school_aerial3The Lansing Board Of Education (BOE) unanimously approved a $27,820,000 budget Monday for the 2014-15 school year.  The budget represents a 4.83% increase over the current budget, driven by a combination of spiraling employee and retirement benefit costs, plus a loss of revenue from the Cayuga Power Plant and state aid.  For owners of a $200,000 house it will mean a $143 increase in school taxes, but BOE President Glenn Swanson says that property taxpayers in districts who keep the tax levy increase below the state tax cap will receive a rebate, meaning that that homeowner will receive a check from the State for $143 later in the year.

"The good news for Lansing is we're planning to be under the tax cap," he said.  "Around election day you get a check back."

Lansing's tax levy cap is calculated at 4.81% this year.  The actual rise in the proposed budget is 4.64%, which puts Lansing in compliance with the state cap, making taxpayers eligible for a rebate from the State.  With a $16,540,000 tax levy and $1,755,000 from PILOT (Payment In Lieu Of taxes) agreements, the total levy will be $18,295,000.

Between 2010 and 2015 the loss of power plant value is a hundred million dollars, which is the equivalent of 500 $200,000 homes leaving the district.  Property taxpayers have to pick up the slack to make up for that revenue loss, which amounts to a $2 million tax levy increase.  Between 2011 and 2015 losses due to the Gap Elimination Adjustment (GEA) are $5,760,000, which comes to $5,014 less in state aid per student in the Lansing district.

Superintendent Chris Pettograsso listed a large number of unfunded mandates that the district must fund for common core training and implementation, administrative training and professional development, the annual performance review,and materials and supplies such as data input systems, increased technology, and textbooks.  Common core implementation has required much more aggressive text book replacement than has been implemented in the past.

That means that for Lansing taxpayers there will effectively be no increase in school taxes.  That is in contrast to a difficult $113.7 million budget proposal the Ithaca Board Of Education is faced with that would exceed the tax levy cap, making Ithaca taxpayers ineligible for a rebate even if the required 60% of voters pass the budget.

Pettograsso says that enrollment is expected to rise in incoming classes.  Class size had come down from 100 or more to 66 in this year's sixth grade and 77 in second grade.  Next year's first grade is projected at 94 students, with Kindergarten currently expecting 87.

Swanson noted that judicious spending has helped preserve reserves longer than expected.  While that money is expected to be gone in a few years, for now there is some money to keep taxes from rising faster.

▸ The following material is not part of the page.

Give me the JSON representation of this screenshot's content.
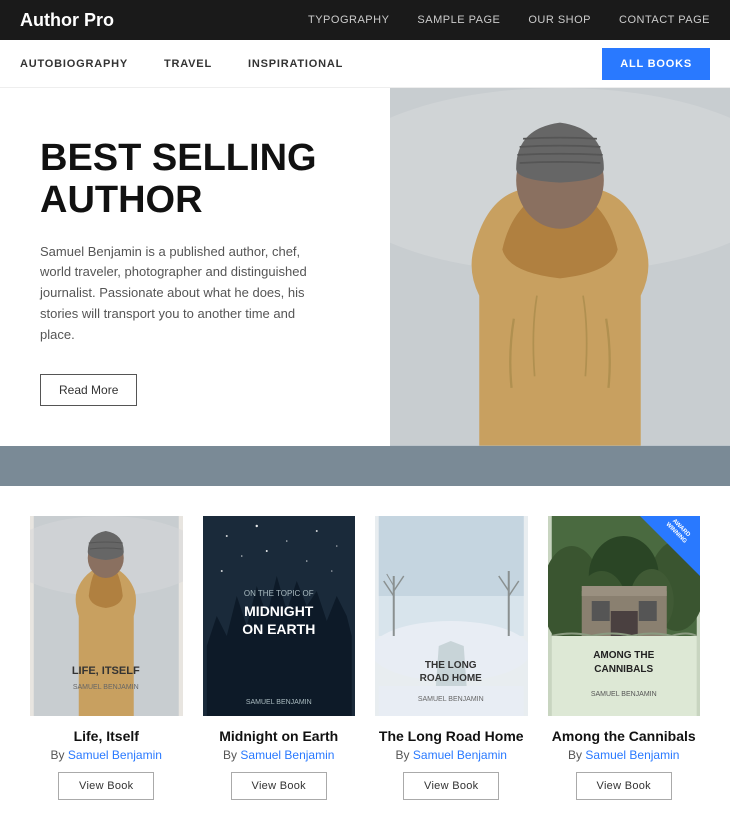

"Five years ago we had a DRIP plan.  Fortunately we've been able to drip at a slower rate so we have more money, which is helping us now."

"I think this really highlights your incessant drive to take costs out that have the least impact to students and education," board member Tom Robinson told Business Administrator Mary June King.  "It's really fantastic."

The district will be asking voters to approve the budget and two other items on May 20th.  A second proposition will be to authorize the purchase of two new school busses and a large van.  The third will be to authorize about $4 million for a capital project to build three new septic systems to replace failing ones.

Swanson and Robinson have announced they are running for another term in May.  Tony Lombardo's term also ends this year.  He has said he is thinking about running.  Additional candidates have not announced yet.  A 'Meet The Candidates' event is scheduled for 6pm on May 12.